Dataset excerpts
#####

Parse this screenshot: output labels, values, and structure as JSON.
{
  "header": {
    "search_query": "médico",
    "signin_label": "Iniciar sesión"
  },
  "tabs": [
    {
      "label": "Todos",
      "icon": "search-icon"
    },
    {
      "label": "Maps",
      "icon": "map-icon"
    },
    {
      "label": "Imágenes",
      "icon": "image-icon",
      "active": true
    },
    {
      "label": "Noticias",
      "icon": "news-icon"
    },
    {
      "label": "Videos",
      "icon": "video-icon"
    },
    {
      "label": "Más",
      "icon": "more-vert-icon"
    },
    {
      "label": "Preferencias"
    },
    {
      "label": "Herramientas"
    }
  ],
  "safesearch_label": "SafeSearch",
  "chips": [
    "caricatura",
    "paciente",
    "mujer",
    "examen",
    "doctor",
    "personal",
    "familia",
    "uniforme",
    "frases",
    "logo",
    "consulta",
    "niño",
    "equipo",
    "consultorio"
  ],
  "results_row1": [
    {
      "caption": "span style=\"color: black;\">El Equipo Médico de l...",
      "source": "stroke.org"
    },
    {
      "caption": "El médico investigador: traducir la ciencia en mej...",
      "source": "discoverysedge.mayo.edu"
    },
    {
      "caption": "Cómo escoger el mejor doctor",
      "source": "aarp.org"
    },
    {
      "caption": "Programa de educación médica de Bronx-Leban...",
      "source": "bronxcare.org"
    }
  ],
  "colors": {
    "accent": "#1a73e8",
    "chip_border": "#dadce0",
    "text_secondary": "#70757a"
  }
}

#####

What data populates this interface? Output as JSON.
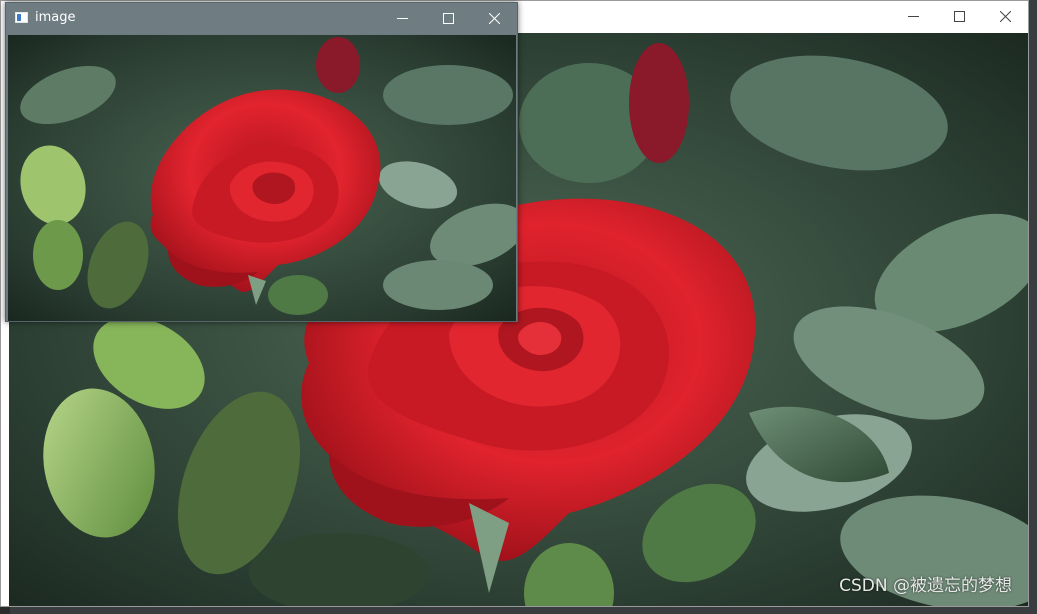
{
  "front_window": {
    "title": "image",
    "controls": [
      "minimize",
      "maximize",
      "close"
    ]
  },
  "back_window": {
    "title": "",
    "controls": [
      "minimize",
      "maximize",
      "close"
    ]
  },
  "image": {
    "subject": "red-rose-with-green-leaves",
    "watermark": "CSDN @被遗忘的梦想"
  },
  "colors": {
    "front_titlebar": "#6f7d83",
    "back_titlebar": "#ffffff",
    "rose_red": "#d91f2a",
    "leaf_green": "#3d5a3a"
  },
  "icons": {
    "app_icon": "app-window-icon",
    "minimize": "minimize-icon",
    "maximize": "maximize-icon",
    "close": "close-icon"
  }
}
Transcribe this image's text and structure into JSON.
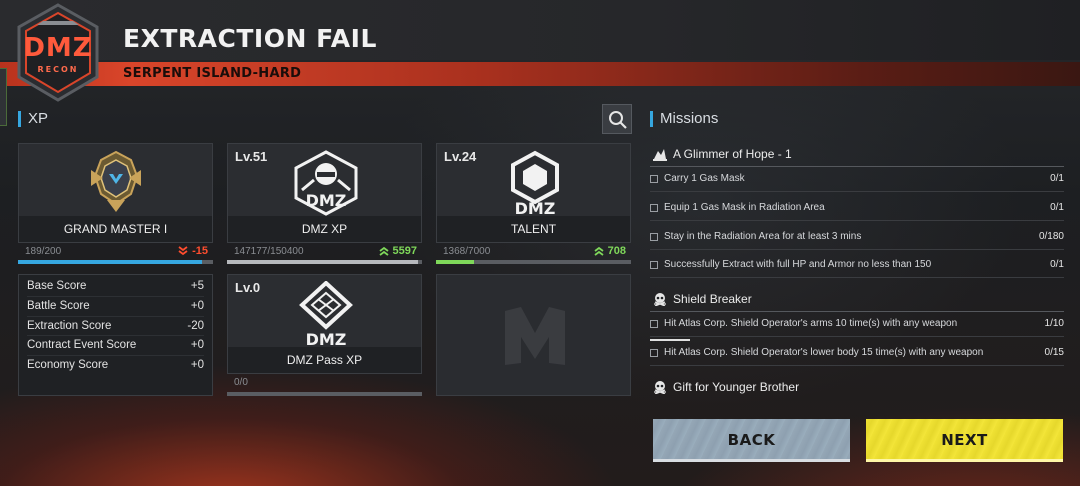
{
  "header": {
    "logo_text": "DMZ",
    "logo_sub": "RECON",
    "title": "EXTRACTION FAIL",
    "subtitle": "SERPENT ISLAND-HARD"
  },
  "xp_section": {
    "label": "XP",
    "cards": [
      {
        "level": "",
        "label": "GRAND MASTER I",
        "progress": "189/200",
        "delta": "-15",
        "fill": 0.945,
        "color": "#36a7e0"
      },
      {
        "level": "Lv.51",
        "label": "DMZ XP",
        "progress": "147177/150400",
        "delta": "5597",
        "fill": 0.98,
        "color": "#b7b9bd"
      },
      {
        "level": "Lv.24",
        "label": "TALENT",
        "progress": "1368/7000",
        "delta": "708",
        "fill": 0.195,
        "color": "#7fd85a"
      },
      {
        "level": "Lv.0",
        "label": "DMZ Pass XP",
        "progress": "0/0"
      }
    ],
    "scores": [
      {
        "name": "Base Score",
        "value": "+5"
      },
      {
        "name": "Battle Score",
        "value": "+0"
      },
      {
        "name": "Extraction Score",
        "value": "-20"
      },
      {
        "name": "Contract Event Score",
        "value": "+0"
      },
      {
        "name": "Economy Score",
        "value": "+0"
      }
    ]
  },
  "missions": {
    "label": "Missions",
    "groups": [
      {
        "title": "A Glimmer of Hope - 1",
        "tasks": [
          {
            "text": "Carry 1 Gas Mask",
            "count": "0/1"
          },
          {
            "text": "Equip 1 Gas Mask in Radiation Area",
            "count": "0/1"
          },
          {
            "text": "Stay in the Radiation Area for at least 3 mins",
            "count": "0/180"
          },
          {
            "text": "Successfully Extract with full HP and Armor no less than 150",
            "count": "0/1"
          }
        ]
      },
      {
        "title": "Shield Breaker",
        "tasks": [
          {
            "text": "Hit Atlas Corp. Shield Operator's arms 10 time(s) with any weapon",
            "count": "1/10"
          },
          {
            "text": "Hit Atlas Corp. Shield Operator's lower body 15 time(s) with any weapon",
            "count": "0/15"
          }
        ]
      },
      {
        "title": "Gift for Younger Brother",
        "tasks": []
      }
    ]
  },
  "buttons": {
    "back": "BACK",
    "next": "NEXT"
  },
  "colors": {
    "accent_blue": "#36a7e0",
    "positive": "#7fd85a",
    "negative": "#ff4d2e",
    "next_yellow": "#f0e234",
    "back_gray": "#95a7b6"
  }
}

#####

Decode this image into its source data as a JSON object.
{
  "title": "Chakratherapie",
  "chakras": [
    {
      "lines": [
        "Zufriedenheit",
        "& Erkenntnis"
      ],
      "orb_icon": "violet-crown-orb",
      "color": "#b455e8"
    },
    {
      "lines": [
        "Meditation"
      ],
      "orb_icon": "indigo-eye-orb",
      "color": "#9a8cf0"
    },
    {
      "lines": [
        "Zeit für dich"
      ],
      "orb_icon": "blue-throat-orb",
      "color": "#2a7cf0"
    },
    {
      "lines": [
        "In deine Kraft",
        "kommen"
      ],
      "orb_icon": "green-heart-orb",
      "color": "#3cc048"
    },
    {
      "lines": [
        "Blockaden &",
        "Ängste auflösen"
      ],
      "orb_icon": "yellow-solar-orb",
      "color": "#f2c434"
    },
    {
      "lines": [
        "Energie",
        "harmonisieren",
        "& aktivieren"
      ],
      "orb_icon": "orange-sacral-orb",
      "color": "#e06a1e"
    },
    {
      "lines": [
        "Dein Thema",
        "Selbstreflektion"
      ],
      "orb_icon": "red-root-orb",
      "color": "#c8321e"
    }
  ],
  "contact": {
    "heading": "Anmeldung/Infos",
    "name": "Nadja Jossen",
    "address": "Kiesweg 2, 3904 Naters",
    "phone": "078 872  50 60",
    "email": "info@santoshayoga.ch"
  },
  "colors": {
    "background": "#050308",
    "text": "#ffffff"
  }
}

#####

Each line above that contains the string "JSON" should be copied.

Answer space:
Parse this screenshot: output labels, values, and structure as JSON.
What data populates this interface? Output as JSON.
Transcribe this image's text and structure into JSON.
Decode this image into its source data as a JSON object.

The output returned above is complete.